Value based purchasing is already the reality in many states—and potentially on the horizon for the rest.
For the states currently involved in the value based purchasing pilot, it’s a seismic change—and the stakes are high—but there are ways to manage the transition successfully, according to panelists participating in a July 20 Home Health Care News webinar sponsored by Homecare Homebase.
Value based purchasing, which is currently being piloted in nine states, ties Medicare payments to performance on quality measures. The panelists outlined a five-step approach to winning the value based purchasing game:
1. Educate—The home health industry, in general, has done a poor job educating people on the concept of value based purchasing, said panelist Mike Dordick, executive vice president at health care consulting firm McBee Associates, based in the Philadelphia area.
Quite simply, everybody in the industry should understand what value based purchasing is, he stressed. This includes clinical staff, back office staff, finance staff and billing staff—everybody.
“Even if you’re not in a value based purchasing state, it’s important for staff to just have a general idea of what’s happening with this proposed pilot and the rule overall,” Dordick said. “That’s absolutely No. 1.”
Individual home health agencies should also have data analysts if possible, according to panelist Kate Jones, senior vice president of public policy and research at Baton Rouge, Louisiana-based home health and hospice giant Amedisys, Inc. (Nasdaq: AMED).
“Even if an agency doesn’t have [a data analyst] as a stand-alone role, there should be someone whose job it is to understand how the value based purchasing model is structured,” Jones said. That person could, conceivably, serve as a point person when other employee have questions.
2. Analyze and prioritize—“Nobody can work on improving every measure simultaneously,” Jones said. Start with process measures, she advised, and be sure to create a playbook with improvement strategies for each of the measures.
Similarly, agencies should set specific goals and measure each of the goals’ eventual success, panelist Scott Pattillo, vice president of product management at Homecare Homebase, advised. Achievements that result from these goals should be celebrated, but then agencies should move forward in pursuit of tackling the next goals, he said.
Additionally, it’s wise to focus on measures that are easier to fix first, rather than start with a measure that will take longer to fix.
“Don’t start with a process measure where you’re 20 points behind,” said panelist Luke James, chief strategy officer for Dallas-based Encompass Home Health & Hospice. “That’s not something that you’re going to be able to turn around overnight.”
Also, make sure you are first and foremost analyzing your own data, Dordick stressed—not worrying about the status of your competition.
“You need to know where the competition is, but don’t worry about them—just have an idea,” Dordick said.
3. Engage your staff—“Let’s face it, value based purchasing is a competitive environment,” Jones said.

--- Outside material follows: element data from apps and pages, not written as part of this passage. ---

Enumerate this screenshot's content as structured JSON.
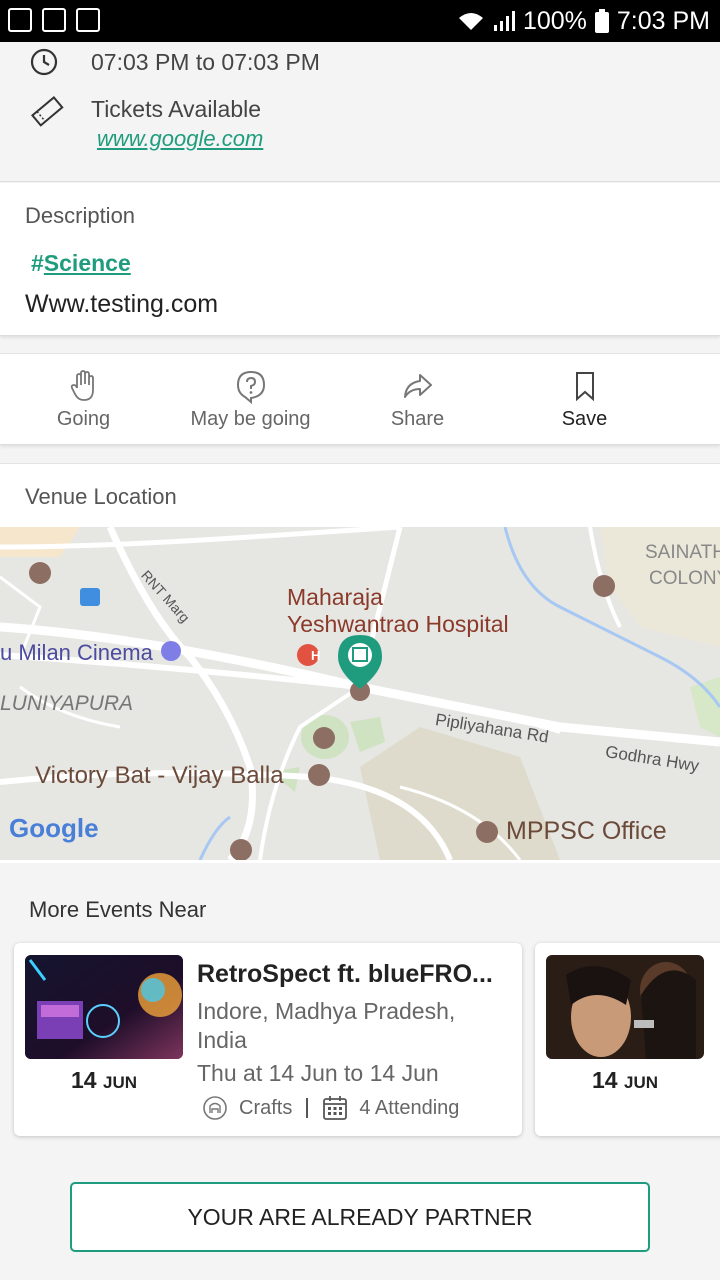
{
  "status_bar": {
    "battery": "100%",
    "time": "7:03 PM"
  },
  "event": {
    "time_range": "07:03 PM to 07:03 PM",
    "tickets_label": "Tickets Available",
    "ticket_link": "www.google.com"
  },
  "description": {
    "label": "Description",
    "hash": "#",
    "tag": "Science",
    "text": "Www.testing.com"
  },
  "actions": [
    {
      "label": "Going",
      "icon": "hand-icon"
    },
    {
      "label": "May be going",
      "icon": "question-bubble-icon"
    },
    {
      "label": "Share",
      "icon": "share-arrow-icon"
    },
    {
      "label": "Save",
      "icon": "bookmark-icon"
    }
  ],
  "venue": {
    "label": "Venue Location",
    "map_labels": {
      "hospital_line1": "Maharaja",
      "hospital_line2": "Yeshwantrao Hospital",
      "cinema": "u Milan Cinema",
      "area1": "LUNIYAPURA",
      "bat": "Victory Bat - Vijay Balla",
      "road1": "Pipliyahana Rd",
      "road2": "Godhra Hwy",
      "road3": "RNT Marg",
      "colony1": "SAINATH",
      "colony2": "COLONY",
      "office": "MPPSC Office",
      "google": "Google"
    }
  },
  "more_events": {
    "title": "More Events Near",
    "items": [
      {
        "title": "RetroSpect ft. blueFRO...",
        "location": "Indore, Madhya Pradesh, India",
        "when": "Thu at 14 Jun to 14 Jun",
        "category": "Crafts",
        "attending": "4 Attending",
        "day": "14",
        "month": "JUN"
      },
      {
        "day": "14",
        "month": "JUN"
      }
    ]
  },
  "partner_button": "YOUR ARE ALREADY PARTNER",
  "colors": {
    "accent": "#1e9c7d",
    "map_bg": "#e6e6e3",
    "hospital_text": "#8b3a2a"
  }
}
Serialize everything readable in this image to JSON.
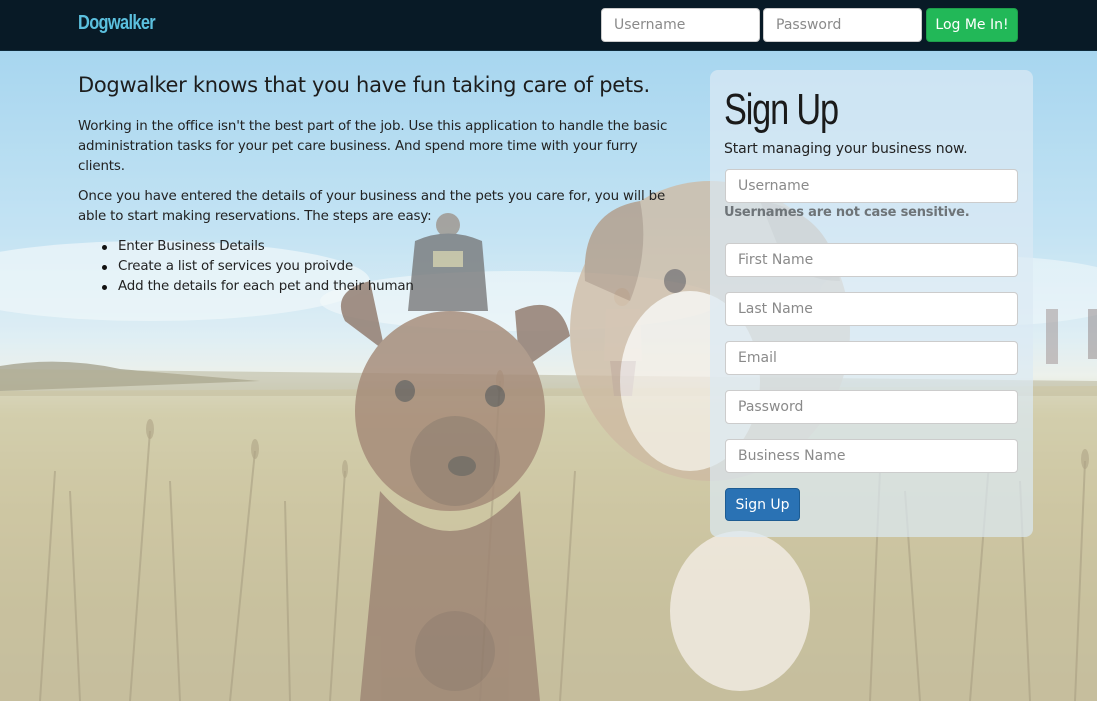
{
  "navbar": {
    "brand": "Dogwalker",
    "username_placeholder": "Username",
    "password_placeholder": "Password",
    "login_label": "Log Me In!"
  },
  "intro": {
    "heading": "Dogwalker knows that you have fun taking care of pets.",
    "paragraph1": "Working in the office isn't the best part of the job. Use this application to handle the basic administration tasks for your pet care business. And spend more time with your furry clients.",
    "paragraph2": "Once you have entered the details of your business and the pets you care for, you will be able to start making reservations. The steps are easy:",
    "steps": [
      "Enter Business Details",
      "Create a list of services you proivde",
      "Add the details for each pet and their human"
    ]
  },
  "signup": {
    "title": "Sign Up",
    "subtitle": "Start managing your business now.",
    "username_placeholder": "Username",
    "username_hint": "Usernames are not case sensitive.",
    "first_name_placeholder": "First Name",
    "last_name_placeholder": "Last Name",
    "email_placeholder": "Email",
    "password_placeholder": "Password",
    "business_name_placeholder": "Business Name",
    "submit_label": "Sign Up"
  },
  "colors": {
    "navbar_bg": "#081a26",
    "brand": "#5bc0de",
    "login_button": "#22b858",
    "signup_button": "#2a72b4",
    "panel_bg": "#dceaf4"
  }
}
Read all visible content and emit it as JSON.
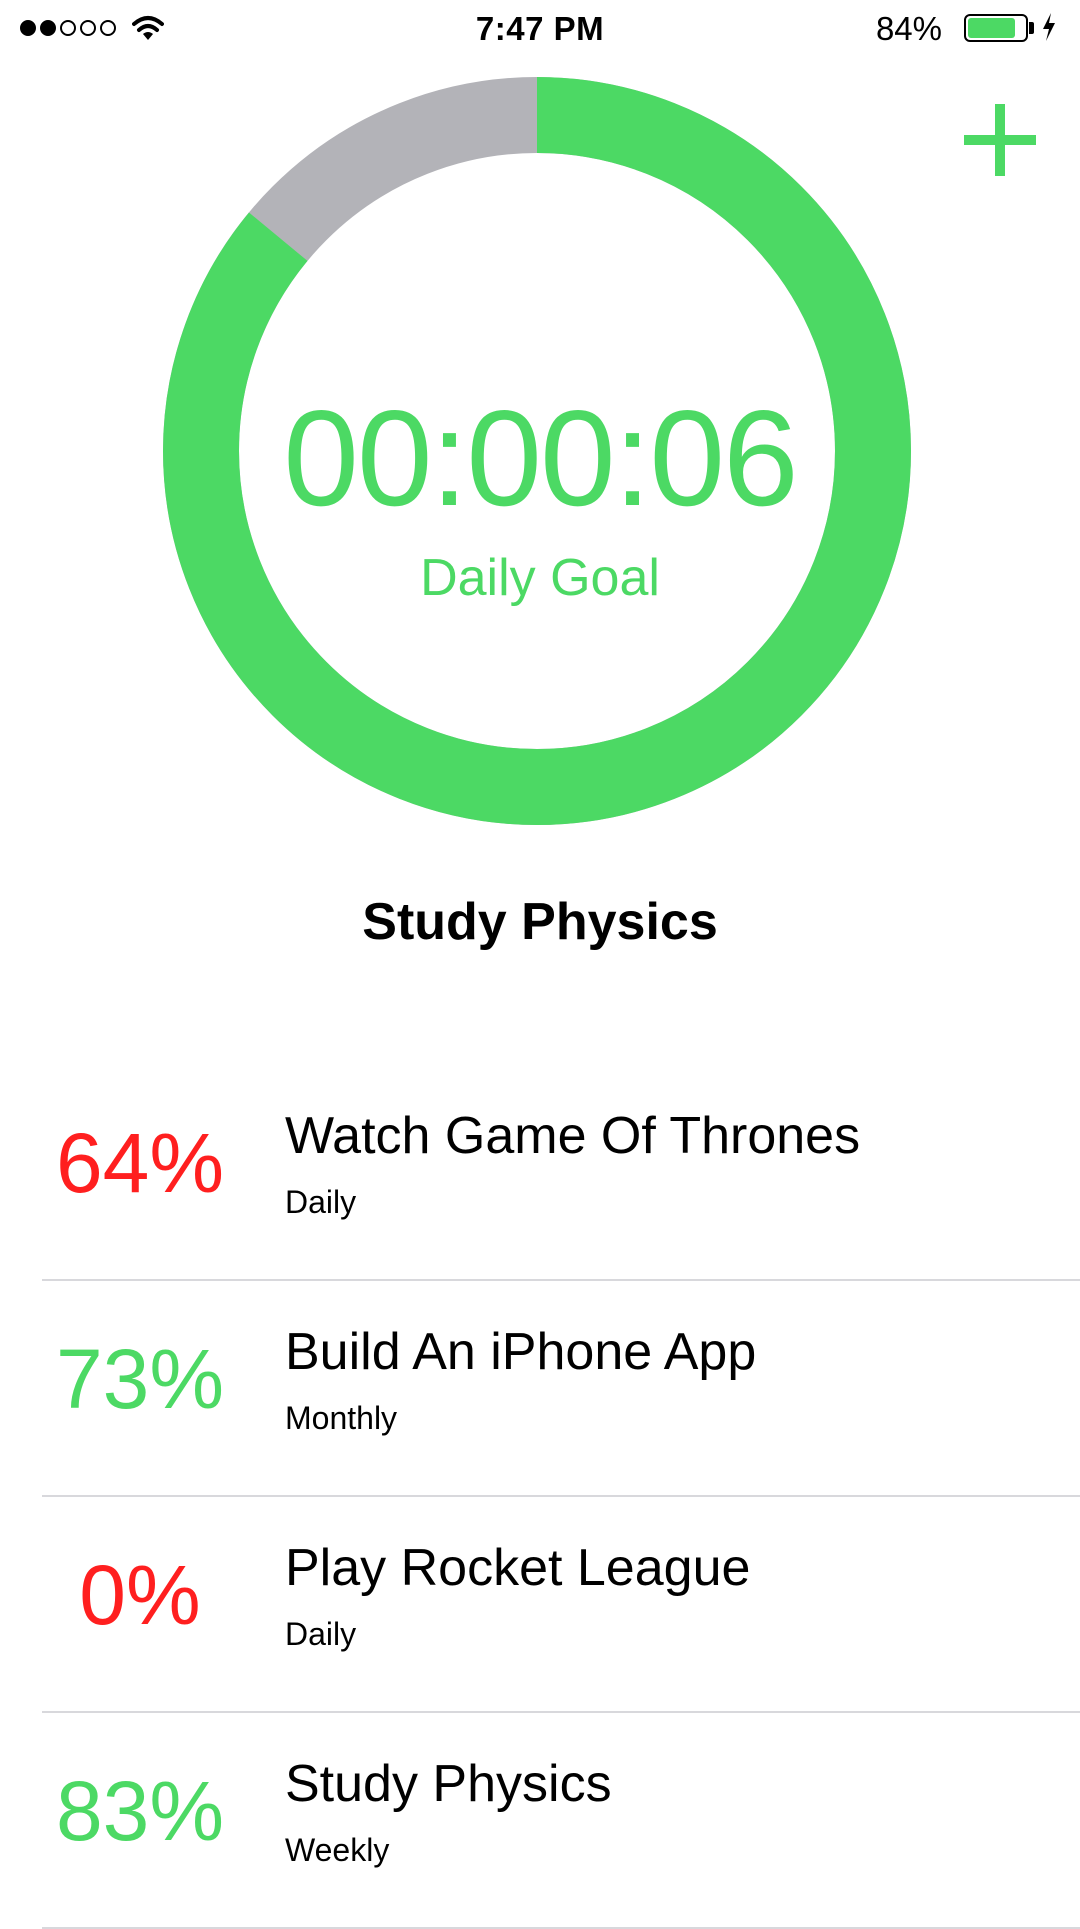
{
  "status_bar": {
    "signal_filled": 2,
    "signal_total": 5,
    "time": "7:47 PM",
    "battery_percent": "84%",
    "battery_level": 0.84,
    "charging": true
  },
  "colors": {
    "accent": "#4cd964",
    "ring_remaining": "#b3b3b8",
    "low_percent": "#ff1f1f",
    "text": "#000000"
  },
  "header": {
    "add_icon": "plus-icon"
  },
  "goal_ring": {
    "progress": 0.86,
    "timer": "00:00:06",
    "label": "Daily Goal"
  },
  "current_task": "Study Physics",
  "tasks": [
    {
      "percent": "64%",
      "percent_color": "#ff1f1f",
      "title": "Watch Game Of Thrones",
      "frequency": "Daily"
    },
    {
      "percent": "73%",
      "percent_color": "#4cd964",
      "title": "Build An iPhone App",
      "frequency": "Monthly"
    },
    {
      "percent": "0%",
      "percent_color": "#ff1f1f",
      "title": "Play Rocket League",
      "frequency": "Daily"
    },
    {
      "percent": "83%",
      "percent_color": "#4cd964",
      "title": "Study Physics",
      "frequency": "Weekly"
    }
  ]
}
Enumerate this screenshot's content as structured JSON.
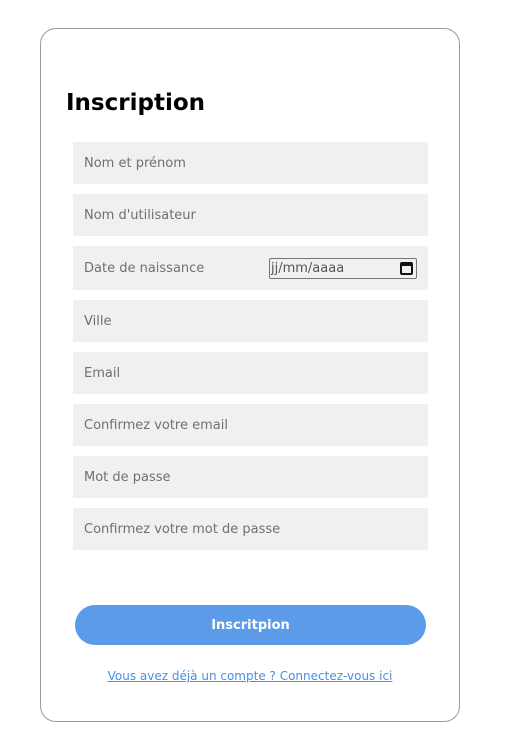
{
  "form": {
    "title": "Inscription",
    "fields": {
      "full_name": {
        "placeholder": "Nom et prénom",
        "value": ""
      },
      "username": {
        "placeholder": "Nom d'utilisateur",
        "value": ""
      },
      "birthdate": {
        "label": "Date de naissance",
        "placeholder": "jj/mm/aaaa"
      },
      "city": {
        "placeholder": "Ville",
        "value": ""
      },
      "email": {
        "placeholder": "Email",
        "value": ""
      },
      "email_confirm": {
        "placeholder": "Confirmez votre email",
        "value": ""
      },
      "password": {
        "placeholder": "Mot de passe",
        "value": ""
      },
      "password_confirm": {
        "placeholder": "Confirmez votre mot de passe",
        "value": ""
      }
    },
    "submit_label": "Inscritpion",
    "login_link": "Vous avez déjà un compte ? Connectez-vous ici"
  },
  "colors": {
    "accent": "#5b9be8",
    "field_background": "#f0f0f0",
    "link": "#4a8fe0",
    "card_border": "#9a9a9a"
  },
  "icons": {
    "date_picker": "calendar-icon"
  }
}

It’s critical to have an engaged staff that is committed to helping your organization succeed.
To succeed, Amedisys encourages “friendly competition” among staff members.
The agency directors use bulletin boards for recognition, and they celebrate successes to generate staff enthusiasm around this effort, Jones said.
4. Use what tools you have at your disposal, and add to your tool kit—Be sure to quantify your progress, Jones said.
“You can use your own reporting capabilities, as well as data from [companies such as] Homecare Homebase to help quantify your progress,” Jones said. Agencies should determine if what they’re doing today in real time will have an impact on the results when they’re eventually published.
“We try to predict where we’re going, instead of looking at where we’ve been,” Jones said.
5. Stay engaged with the information available from the Center for Medicare & Medicaid Innovation (CMMI)—Participate in all of CMMI’s education sessions, and generally stay in the loop on what’s happening, Jones advised.
“Keep [value based purchasing] top of mind as something that you’re working on all the time,” she said.
Remember, any program a home health company puts in place to prepare for value based purchasing is going to be beneficial, Pattillo said.
“It’s not going to be wasted time,” he said. “Certainly looking at ways to improve your standing in all of those different scores is time well spent.”
Written by Mary Kate Nelson